- 01-18-2007, 07:48 PM #12
There is really no way of knowing except either having the code or believing Apple. Such is the advantages of a closed and tightly controlled system.
- 01-18-2007, 07:56 PM #13
You've prejudged the OS a lot, before testing it completely, is what I meant.
When the test unit comes out for display in Apple stores, I'm going to look at it myself. I also want to test the thickness and screen to see if they're too delicate. And see just how good or bad the interface really is. This is why I haven't made any real judgements about these, except I believe protection maybe necessary due to thinness and the screen.
- 01-18-2007, 07:58 PM #14
Familiar apps? It is a phone. Last time I checked a Mac was not a phone. They do share the widgets which look pretty much identical.
You can't drag and drop. Ok we know this. No command prompt. Sorry.
Besides, developers will be able to make apps. At that point we will know won't we?
I am sure the details will come out rather quickly when it releases. Won't matter to know though.
- 01-18-2007, 08:10 PM #17
- 01-18-2007, 08:21 PM #18
- 01-18-2007, 09:05 PM #19
Give me break. An OSX that runs on a different CUP is not the same OS. None of the current OSX existing app can run on it.
Unless it comes with a software emulation layer like the "classic" environment that let you run universal binary. Why keep insist that it's OSX. Steven Jobs can brand anything OSX, it's Apple's own brand.
- 01-18-2007, 09:07 PM #20
- 01-18-2007, 09:50 PM #21
Here's what the author said:
" The iPhone runs the same OS as the Macintosh.Nope, everything I've learned says that it truly does run Leopard"
Then he goes on to say:
"The iPhone runs OS X, but it's an iPhone, not a Macintosh. And it stands to reason that the OS on the iPhone doesn't include any bits that it doesn't need."
What is sounds like to me is that it is based on the same structure as the Leopard. Same FRAMEWORK. It makes perfect sense, its like "Leopard Lite," OSX without the elements of the OS that wouldn't be beneficial to this device. So both are right, it IS leopard OS but it is not the EXACT leopard thats on a Mac.
Whats important is what they deem OS X. OS X isn't the apps it can run. It is a set of things like core animation, quartz, core image, etc.
If Apple has those things then writing apps for it will be nearly identical, it will just have to be compiled for the CPU in it.
No one has to insist it is OS X. Apple says it is. If you want to prove them wrong, buy an iPhone when it comes out and strip it off and you tell me what it is. Until then, save me the semantics.
- 01-18-2007, 10:03 PM #23
- 01-18-2007, 10:36 PM #24
I can't believe people are making this out to be such a big deal. And what does it matter anyway? Least of all to you and the people who are determined that the iPhone and Apple are no good.

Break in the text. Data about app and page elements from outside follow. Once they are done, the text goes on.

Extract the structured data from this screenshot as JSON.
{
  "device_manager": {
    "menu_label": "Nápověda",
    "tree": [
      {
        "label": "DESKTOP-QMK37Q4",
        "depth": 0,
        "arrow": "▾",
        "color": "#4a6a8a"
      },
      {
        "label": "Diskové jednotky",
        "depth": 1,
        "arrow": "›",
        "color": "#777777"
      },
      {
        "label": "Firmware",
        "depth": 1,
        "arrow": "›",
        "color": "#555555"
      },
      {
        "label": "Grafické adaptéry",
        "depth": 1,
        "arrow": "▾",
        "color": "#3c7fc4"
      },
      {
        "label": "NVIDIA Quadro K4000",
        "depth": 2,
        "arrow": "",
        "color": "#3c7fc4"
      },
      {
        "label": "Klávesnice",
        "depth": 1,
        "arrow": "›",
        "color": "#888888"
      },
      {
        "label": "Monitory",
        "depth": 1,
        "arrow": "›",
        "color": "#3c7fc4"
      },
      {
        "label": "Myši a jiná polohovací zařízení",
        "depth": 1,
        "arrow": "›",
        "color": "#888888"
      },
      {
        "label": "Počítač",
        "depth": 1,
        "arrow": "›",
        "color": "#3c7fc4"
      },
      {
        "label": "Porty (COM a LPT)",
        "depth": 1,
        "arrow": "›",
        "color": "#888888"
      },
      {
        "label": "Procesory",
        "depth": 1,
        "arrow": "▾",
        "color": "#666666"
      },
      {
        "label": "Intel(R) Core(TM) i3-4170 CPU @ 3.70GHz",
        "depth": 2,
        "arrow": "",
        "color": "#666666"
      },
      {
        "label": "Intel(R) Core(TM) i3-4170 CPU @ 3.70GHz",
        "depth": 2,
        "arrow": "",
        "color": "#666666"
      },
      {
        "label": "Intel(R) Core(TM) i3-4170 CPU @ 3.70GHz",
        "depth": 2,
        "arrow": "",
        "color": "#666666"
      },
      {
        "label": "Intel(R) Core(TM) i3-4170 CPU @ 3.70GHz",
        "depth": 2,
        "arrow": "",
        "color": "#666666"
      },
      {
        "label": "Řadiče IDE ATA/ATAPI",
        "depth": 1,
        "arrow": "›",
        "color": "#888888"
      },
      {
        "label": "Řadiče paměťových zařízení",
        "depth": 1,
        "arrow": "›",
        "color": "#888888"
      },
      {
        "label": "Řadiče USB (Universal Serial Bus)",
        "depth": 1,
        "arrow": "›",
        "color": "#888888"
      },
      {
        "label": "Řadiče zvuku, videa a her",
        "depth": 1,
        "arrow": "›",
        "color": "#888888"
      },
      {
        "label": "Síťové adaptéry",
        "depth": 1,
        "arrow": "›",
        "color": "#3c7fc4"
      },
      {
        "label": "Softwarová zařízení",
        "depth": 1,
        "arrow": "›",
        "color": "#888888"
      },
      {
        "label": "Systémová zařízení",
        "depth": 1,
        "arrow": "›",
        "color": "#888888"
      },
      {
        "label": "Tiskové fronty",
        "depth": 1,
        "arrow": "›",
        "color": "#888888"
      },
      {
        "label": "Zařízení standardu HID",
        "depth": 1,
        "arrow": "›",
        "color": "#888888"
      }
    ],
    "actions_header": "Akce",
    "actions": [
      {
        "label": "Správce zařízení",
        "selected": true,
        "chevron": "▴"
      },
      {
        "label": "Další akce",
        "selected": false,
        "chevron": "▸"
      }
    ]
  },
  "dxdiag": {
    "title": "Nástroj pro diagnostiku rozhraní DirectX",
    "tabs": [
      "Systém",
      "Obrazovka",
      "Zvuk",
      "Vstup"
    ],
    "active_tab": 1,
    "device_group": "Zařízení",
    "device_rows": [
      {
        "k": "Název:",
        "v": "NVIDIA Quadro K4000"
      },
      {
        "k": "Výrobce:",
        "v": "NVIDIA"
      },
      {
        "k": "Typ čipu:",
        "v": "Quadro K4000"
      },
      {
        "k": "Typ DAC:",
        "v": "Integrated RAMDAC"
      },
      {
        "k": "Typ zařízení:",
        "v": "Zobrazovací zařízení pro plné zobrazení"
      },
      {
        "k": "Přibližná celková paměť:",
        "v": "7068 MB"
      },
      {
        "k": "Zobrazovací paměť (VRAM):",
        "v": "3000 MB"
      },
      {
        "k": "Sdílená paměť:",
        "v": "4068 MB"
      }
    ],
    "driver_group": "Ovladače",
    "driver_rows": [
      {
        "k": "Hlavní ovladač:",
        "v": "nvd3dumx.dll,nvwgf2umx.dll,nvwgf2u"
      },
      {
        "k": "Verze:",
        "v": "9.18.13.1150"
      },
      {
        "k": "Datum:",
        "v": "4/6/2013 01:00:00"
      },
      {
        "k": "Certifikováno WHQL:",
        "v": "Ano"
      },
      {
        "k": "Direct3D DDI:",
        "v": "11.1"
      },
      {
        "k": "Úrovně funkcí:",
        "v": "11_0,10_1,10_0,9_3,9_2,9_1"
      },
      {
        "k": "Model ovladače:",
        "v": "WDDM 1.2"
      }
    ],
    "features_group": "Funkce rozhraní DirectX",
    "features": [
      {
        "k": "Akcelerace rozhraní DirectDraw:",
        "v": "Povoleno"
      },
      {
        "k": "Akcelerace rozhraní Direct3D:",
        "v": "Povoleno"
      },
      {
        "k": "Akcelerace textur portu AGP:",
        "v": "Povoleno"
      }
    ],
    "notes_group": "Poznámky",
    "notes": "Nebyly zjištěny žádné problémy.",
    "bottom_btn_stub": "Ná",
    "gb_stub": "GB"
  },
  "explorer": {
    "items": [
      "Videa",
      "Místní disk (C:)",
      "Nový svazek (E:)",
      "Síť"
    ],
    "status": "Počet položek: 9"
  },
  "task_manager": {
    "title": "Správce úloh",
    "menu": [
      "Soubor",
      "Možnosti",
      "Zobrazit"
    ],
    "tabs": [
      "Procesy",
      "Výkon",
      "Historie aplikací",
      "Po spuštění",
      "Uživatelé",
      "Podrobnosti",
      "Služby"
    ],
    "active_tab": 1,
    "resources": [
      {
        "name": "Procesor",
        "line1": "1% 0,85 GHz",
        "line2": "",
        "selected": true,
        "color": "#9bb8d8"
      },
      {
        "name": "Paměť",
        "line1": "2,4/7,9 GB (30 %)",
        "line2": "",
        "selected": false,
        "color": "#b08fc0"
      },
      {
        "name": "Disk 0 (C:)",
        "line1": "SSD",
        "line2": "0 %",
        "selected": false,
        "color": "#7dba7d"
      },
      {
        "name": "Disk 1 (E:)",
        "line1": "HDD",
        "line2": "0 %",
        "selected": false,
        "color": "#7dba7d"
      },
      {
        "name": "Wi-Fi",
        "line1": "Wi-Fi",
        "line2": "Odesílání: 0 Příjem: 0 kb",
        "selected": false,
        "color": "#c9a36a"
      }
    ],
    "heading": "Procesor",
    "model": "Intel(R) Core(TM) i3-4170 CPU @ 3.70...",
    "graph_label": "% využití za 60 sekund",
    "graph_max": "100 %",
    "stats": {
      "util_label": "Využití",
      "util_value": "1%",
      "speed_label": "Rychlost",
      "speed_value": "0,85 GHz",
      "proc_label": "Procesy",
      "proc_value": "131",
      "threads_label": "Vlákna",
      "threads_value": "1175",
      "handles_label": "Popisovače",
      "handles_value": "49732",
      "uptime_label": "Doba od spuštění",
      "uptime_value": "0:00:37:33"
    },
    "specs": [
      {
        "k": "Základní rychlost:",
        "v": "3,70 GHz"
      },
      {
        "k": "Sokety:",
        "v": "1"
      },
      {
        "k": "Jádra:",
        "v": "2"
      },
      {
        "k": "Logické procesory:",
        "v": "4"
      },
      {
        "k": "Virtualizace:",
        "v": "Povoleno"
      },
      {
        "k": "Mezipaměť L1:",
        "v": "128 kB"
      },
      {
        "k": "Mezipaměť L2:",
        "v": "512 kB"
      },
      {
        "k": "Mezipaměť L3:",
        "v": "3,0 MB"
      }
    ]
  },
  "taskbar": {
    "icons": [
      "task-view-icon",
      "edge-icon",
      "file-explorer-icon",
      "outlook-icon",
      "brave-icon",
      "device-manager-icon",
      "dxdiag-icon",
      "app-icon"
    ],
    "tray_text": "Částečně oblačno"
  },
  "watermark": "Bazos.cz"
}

For those that want to listen and believe what I have to say, read on. The rest of you can go about your business, comfortable with the fact that I have no idea what I am talking about.
Apple's OS is built in a modular, layer based fashion.
Here are the layers:
Application Services | Graphics & Multimedia
The base layer (Core OS) is what sits directly on top of the hardware. Certain aspects of this will change based on the CPU the OS is sitting on (Power PC chip, Intel chip, or Samsung ARM chip)
The next 2 layers stay the same, regardless.
The top layer, the user experience, is obviously different for the new iPhone. This is where much of the innovation is that is so noticable.
So in breaking it down it seems the only point of contention is the Application Environment layer. I think if people understand that even in the fully capable "Mac OS X", there are different environments here. Now it might be easier to grasp the concept of OS X sitting on the iPhone and in turn officially being able to call it OS X.
Some of the different application environments for OS X are Carbon, Cocoa, Java and X11.
Does it make more sense now?
Now it would stand to reason that this is where the iPhone form of OS X differs because as everyone knows, we cannot run the Mac OS X desktop apps on the iPhone. So there has to be some new application environment here that is probably really similar to Cocoa, only smaller.
This serves to explain how the OS can be called "OS X".
- 01-19-2007, 12:54 AM #25